There is a range of courses available for students to help expose students to film of all types. Some of these courses include Caribbean Cinema, Latin American Cinema, Indian Cinema, Cinemas of Africa, Cinema and Gender, Film Literature and Drama. Ramesar said he sees a trend for adaptation of Caribbean literature to the screen as a crucial area for film.
By the end of the programme there is a great diversity of stories and narratives coming from the students. “We have a case, for instance, when our final year students made a one hour and 43 minute feature. It’s almost unheard of. Even at master’s level you can come up with half an hour film, but these are final year coming up with up to hour-long feature feature films of some considerable quality,” Ramesar said. The students bear a responsibility to advance society through the medium of film.
“I have seen a couple of individuals who have that level of maturity and drive and discipline who have made leaps and bounds and pushed the industry forward,” said Best.
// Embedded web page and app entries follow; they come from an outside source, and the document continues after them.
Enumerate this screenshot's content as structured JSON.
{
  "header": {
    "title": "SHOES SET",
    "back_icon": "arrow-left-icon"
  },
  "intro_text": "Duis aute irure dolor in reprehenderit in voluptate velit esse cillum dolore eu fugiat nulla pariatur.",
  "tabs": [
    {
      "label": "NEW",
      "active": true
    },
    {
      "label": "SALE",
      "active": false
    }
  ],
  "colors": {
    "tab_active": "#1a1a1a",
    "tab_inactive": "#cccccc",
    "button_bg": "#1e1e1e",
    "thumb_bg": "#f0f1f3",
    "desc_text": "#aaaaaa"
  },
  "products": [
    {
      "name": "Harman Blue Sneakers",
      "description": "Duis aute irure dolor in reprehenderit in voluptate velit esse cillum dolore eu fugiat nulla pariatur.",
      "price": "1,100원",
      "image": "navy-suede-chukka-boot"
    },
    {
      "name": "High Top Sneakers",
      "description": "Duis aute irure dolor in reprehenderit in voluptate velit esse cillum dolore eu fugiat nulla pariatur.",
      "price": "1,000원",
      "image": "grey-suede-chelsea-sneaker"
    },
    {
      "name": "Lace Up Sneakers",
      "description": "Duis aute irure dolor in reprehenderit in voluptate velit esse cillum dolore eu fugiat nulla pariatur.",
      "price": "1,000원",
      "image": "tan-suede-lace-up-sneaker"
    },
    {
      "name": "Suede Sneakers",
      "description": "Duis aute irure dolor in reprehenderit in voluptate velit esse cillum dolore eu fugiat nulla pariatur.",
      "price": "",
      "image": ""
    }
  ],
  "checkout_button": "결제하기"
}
Although the cost of purchasing film equipment is expensive, UWI students are fortunate as they have access to equipment they can borrow to do their work once they are enrolled in the programme or a film course. Best said the department does not always have the fastest updates with technology in the field, but he said it teaches the students how to innovate. Best believes this teaches the students how to be more functional and multi-faceted in the field as well as making them open to problem solving. “There were ways of capturing or doing certain things before certain equipment was made, I encourage students to find out how it was done or find ways to innovate. You can give someone an electric power saw to use without having to use a regular saw, but the moment they have to use a regular saw they become dysfunctional.”
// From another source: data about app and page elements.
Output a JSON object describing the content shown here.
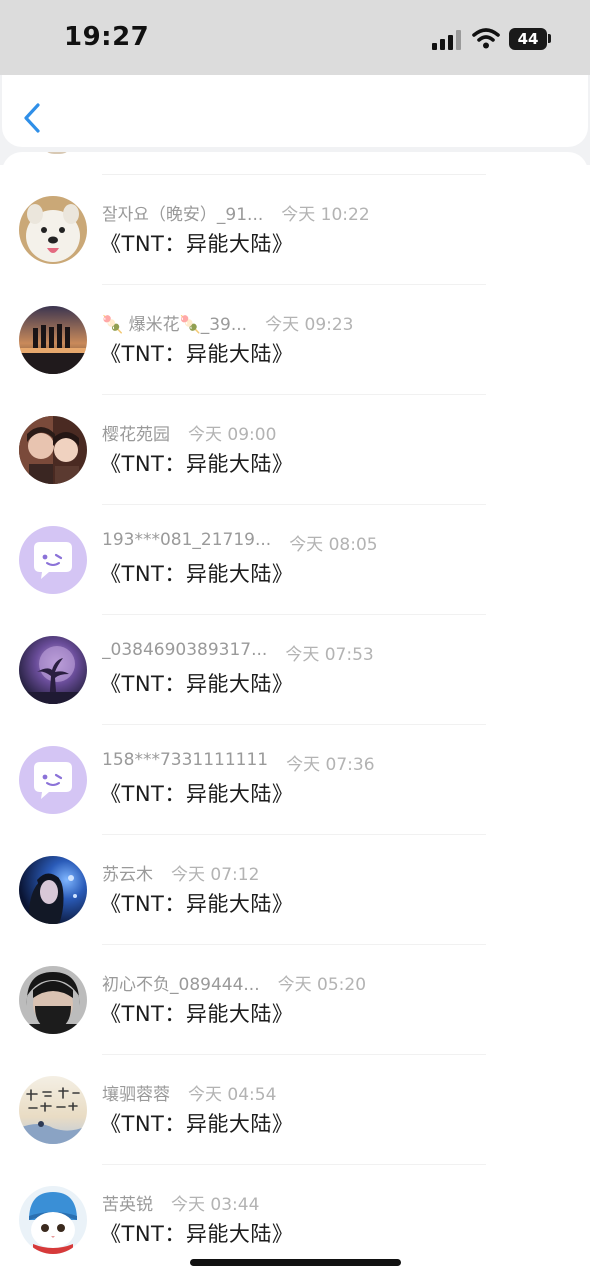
{
  "status_bar": {
    "time": "19:27",
    "battery_level": "44",
    "icons": [
      "cellular-signal-icon",
      "wifi-icon",
      "battery-icon"
    ]
  },
  "header": {
    "back_icon": "chevron-left-icon",
    "accent_color": "#2f8fe8"
  },
  "messages": [
    {
      "username": "잘자요（晚安）_91...",
      "time": "今天 10:22",
      "text": "《TNT：异能大陆》",
      "avatar": "white-samoyed-dog"
    },
    {
      "username": "🍡 爆米花🍡_39...",
      "time": "今天 09:23",
      "text": "《TNT：异能大陆》",
      "avatar": "group-silhouette-sunset"
    },
    {
      "username": "樱花苑园",
      "time": "今天 09:00",
      "text": "《TNT：异能大陆》",
      "avatar": "two-people-portrait"
    },
    {
      "username": "193***081_21719...",
      "time": "今天 08:05",
      "text": "《TNT：异能大陆》",
      "avatar": "default-chat-bubble"
    },
    {
      "username": "_0384690389317...",
      "time": "今天 07:53",
      "text": "《TNT：异能大陆》",
      "avatar": "purple-moon-night"
    },
    {
      "username": "158***7331111111",
      "time": "今天 07:36",
      "text": "《TNT：异能大陆》",
      "avatar": "default-chat-bubble"
    },
    {
      "username": "苏云木",
      "time": "今天 07:12",
      "text": "《TNT：异能大陆》",
      "avatar": "girl-blue-night"
    },
    {
      "username": "初心不负_089444...",
      "time": "今天 05:20",
      "text": "《TNT：异能大陆》",
      "avatar": "masked-person"
    },
    {
      "username": "壤驷蓉蓉",
      "time": "今天 04:54",
      "text": "《TNT：异能大陆》",
      "avatar": "calligraphy-art"
    },
    {
      "username": "苦英锐",
      "time": "今天 03:44",
      "text": "《TNT：异能大陆》",
      "avatar": "cat-in-knit-hat"
    }
  ]
}
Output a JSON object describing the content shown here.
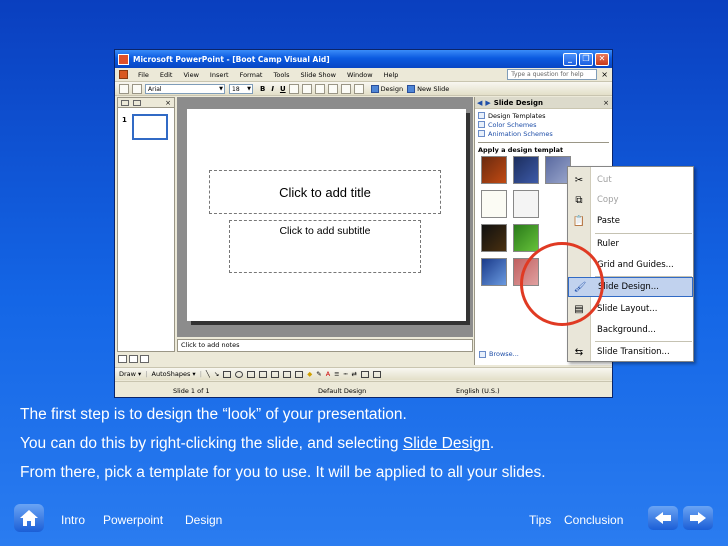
{
  "window": {
    "title": "Microsoft PowerPoint - [Boot Camp Visual Aid]",
    "minimize": "_",
    "restore": "❐",
    "close": "✕"
  },
  "menu": {
    "items": [
      "File",
      "Edit",
      "View",
      "Insert",
      "Format",
      "Tools",
      "Slide Show",
      "Window",
      "Help"
    ],
    "help_placeholder": "Type a question for help",
    "close": "×"
  },
  "toolbar": {
    "font": "Arial",
    "size": "18",
    "bold": "B",
    "italic": "I",
    "underline": "U",
    "design": "Design",
    "new_slide": "New Slide"
  },
  "slides_pane": {
    "slide_number": "1"
  },
  "slide": {
    "title_placeholder": "Click to add title",
    "subtitle_placeholder": "Click to add subtitle"
  },
  "notes": {
    "placeholder": "Click to add notes"
  },
  "drawbar": {
    "draw": "Draw ▾",
    "autoshapes": "AutoShapes ▾"
  },
  "status": {
    "slide": "Slide 1 of 1",
    "design": "Default Design",
    "language": "English (U.S.)"
  },
  "task_pane": {
    "title": "Slide Design",
    "links": [
      "Design Templates",
      "Color Schemes",
      "Animation Schemes"
    ],
    "apply_label": "Apply a design templat",
    "browse": "Browse..."
  },
  "context_menu": {
    "items": [
      {
        "label": "Cut",
        "icon": "scissors-icon",
        "disabled": true
      },
      {
        "label": "Copy",
        "icon": "copy-icon",
        "disabled": true
      },
      {
        "label": "Paste",
        "icon": "paste-icon",
        "disabled": false
      },
      {
        "label": "Ruler",
        "icon": "",
        "disabled": false
      },
      {
        "label": "Grid and Guides...",
        "icon": "",
        "disabled": false
      },
      {
        "label": "Slide Design...",
        "icon": "slide-design-icon",
        "disabled": false,
        "highlighted": true
      },
      {
        "label": "Slide Layout...",
        "icon": "slide-layout-icon",
        "disabled": false
      },
      {
        "label": "Background...",
        "icon": "",
        "disabled": false
      },
      {
        "label": "Slide Transition...",
        "icon": "slide-transition-icon",
        "disabled": false
      }
    ]
  },
  "captions": {
    "line1": "The first step is to design the “look” of your presentation.",
    "line2_pre": "You can do this by right-clicking the slide, and selecting ",
    "line2_link": "Slide Design",
    "line2_post": ".",
    "line3": "From there, pick a template for you to use.  It will be applied to all your slides."
  },
  "nav": {
    "intro": "Intro",
    "powerpoint": "Powerpoint",
    "design": "Design",
    "tips": "Tips",
    "conclusion": "Conclusion"
  },
  "colors": {
    "background_top": "#0a3fbf",
    "highlight_circle": "#e03a23",
    "menu_highlight": "#c1d2ee"
  }
}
Third year student Rebekah Guillen said her love for film started as a young child, loving to write stories but when she did she always envisioned them as movies. “My mom is an English teacher and I would always write these stories, but instead of writing them the way a story is normally written, I included a lot of extras details that you would not necessarily see in a story and I wrote it in a way that wasn’t exactly normal. It used to cause some conflicts. Later I realised what I was doing was writing scripts. UWI has been a guide and taught me the proper way to do that”
Guillen and another student, Yasha Hanoomansingh both have documentaries they created in their second-year screening at the TT Film Festival (TTFF). JAI, Hanoomansingh’s film, is a documentary following her mother and uncle and their story. Round Pegs in Square Holes, Guillen’s documentary, is about being dyslexic. Hanoomansingh said “Lynne (lecturer in the UWI film department) suggested to get involved in the TTFF and enter our films and see if they get chosen.” More than five students from the UWI film department were selected for their films to be screen in the TTFF.
The students believe certain points of view of film need to change. Guillen said people are trying to take advantage of upcoming film makers, while Hanoomansingh believes a lot of people see film or relate the skills for film with journalism only, although there is a wider reach people are neglecting. They both agreed that anyone who has an interest or passion for film should study it.